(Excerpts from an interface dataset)
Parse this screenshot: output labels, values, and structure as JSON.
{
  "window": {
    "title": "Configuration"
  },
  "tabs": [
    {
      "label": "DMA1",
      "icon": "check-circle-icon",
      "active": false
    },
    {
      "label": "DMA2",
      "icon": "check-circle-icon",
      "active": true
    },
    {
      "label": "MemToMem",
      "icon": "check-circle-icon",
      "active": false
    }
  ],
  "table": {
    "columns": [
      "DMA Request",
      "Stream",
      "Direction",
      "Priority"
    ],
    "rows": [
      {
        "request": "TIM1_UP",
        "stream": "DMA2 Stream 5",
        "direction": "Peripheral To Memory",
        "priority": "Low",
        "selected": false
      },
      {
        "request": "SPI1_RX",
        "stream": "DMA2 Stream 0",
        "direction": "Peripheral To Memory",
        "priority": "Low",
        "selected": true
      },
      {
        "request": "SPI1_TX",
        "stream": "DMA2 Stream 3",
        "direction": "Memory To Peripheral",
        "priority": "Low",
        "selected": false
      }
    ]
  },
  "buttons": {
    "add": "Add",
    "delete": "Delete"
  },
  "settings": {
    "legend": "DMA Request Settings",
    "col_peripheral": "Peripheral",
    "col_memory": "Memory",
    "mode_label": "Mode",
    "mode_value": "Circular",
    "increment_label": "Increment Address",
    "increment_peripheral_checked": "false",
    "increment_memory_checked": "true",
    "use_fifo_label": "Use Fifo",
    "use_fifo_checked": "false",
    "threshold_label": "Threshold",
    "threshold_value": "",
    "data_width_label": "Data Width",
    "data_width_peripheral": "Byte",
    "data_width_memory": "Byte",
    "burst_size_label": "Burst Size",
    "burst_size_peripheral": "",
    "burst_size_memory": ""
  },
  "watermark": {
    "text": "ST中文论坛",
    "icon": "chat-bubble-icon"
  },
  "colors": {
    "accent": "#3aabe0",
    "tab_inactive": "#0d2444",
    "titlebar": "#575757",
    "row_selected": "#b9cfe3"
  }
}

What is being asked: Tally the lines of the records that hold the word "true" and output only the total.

Exercise result: 3